### Description of the task
Reproduce all the records word for word. Omit images.

### Input data
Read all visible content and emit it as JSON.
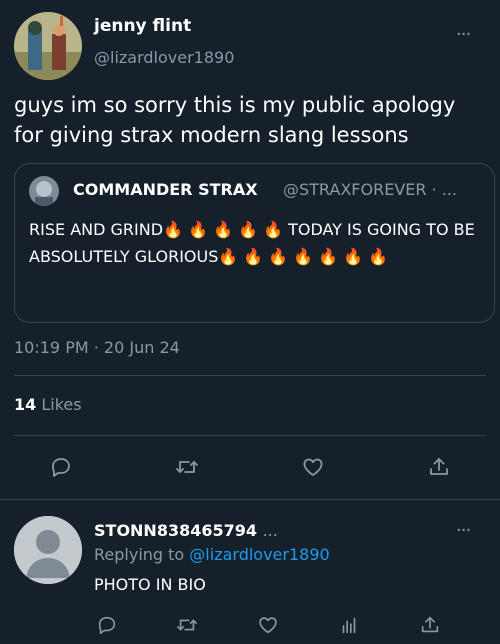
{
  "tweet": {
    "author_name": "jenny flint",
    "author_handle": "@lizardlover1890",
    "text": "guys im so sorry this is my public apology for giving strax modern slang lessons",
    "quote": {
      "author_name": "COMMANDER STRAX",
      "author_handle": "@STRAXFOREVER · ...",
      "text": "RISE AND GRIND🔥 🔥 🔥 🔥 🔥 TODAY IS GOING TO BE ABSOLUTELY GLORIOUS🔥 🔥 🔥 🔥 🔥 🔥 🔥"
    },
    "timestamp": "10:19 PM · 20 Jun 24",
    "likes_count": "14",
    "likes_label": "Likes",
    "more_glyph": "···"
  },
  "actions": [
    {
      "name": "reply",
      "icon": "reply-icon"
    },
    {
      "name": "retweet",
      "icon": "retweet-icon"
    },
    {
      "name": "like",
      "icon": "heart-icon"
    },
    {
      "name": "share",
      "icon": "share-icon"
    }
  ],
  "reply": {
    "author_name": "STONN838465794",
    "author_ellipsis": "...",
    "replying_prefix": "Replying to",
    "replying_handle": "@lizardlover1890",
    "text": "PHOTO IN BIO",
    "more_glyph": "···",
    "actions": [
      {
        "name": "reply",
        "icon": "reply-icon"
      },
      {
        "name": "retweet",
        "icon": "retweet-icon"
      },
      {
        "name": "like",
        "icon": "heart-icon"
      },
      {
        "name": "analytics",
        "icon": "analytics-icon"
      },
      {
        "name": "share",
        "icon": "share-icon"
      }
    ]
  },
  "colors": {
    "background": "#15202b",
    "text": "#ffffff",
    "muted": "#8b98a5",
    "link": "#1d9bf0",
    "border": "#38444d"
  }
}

### Task output
Read all visible content and emit it as JSON.
{
  "tweet": {
    "author_name": "jenny flint",
    "author_handle": "@lizardlover1890",
    "text": "guys im so sorry this is my public apology for giving strax modern slang lessons",
    "quote": {
      "author_name": "COMMANDER STRAX",
      "author_handle": "@STRAXFOREVER · ...",
      "text": "RISE AND GRIND🔥 🔥 🔥 🔥 🔥 TODAY IS GOING TO BE ABSOLUTELY GLORIOUS🔥 🔥 🔥 🔥 🔥 🔥 🔥"
    },
    "timestamp": "10:19 PM · 20 Jun 24",
    "likes_count": "14",
    "likes_label": "Likes",
    "more_glyph": "···"
  },
  "actions": [
    {
      "name": "reply",
      "icon": "reply-icon"
    },
    {
      "name": "retweet",
      "icon": "retweet-icon"
    },
    {
      "name": "like",
      "icon": "heart-icon"
    },
    {
      "name": "share",
      "icon": "share-icon"
    }
  ],
  "reply": {
    "author_name": "STONN838465794",
    "author_ellipsis": "...",
    "replying_prefix": "Replying to",
    "replying_handle": "@lizardlover1890",
    "text": "PHOTO IN BIO",
    "more_glyph": "···",
    "actions": [
      {
        "name": "reply",
        "icon": "reply-icon"
      },
      {
        "name": "retweet",
        "icon": "retweet-icon"
      },
      {
        "name": "like",
        "icon": "heart-icon"
      },
      {
        "name": "analytics",
        "icon": "analytics-icon"
      },
      {
        "name": "share",
        "icon": "share-icon"
      }
    ]
  },
  "colors": {
    "background": "#15202b",
    "text": "#ffffff",
    "muted": "#8b98a5",
    "link": "#1d9bf0",
    "border": "#38444d"
  }
}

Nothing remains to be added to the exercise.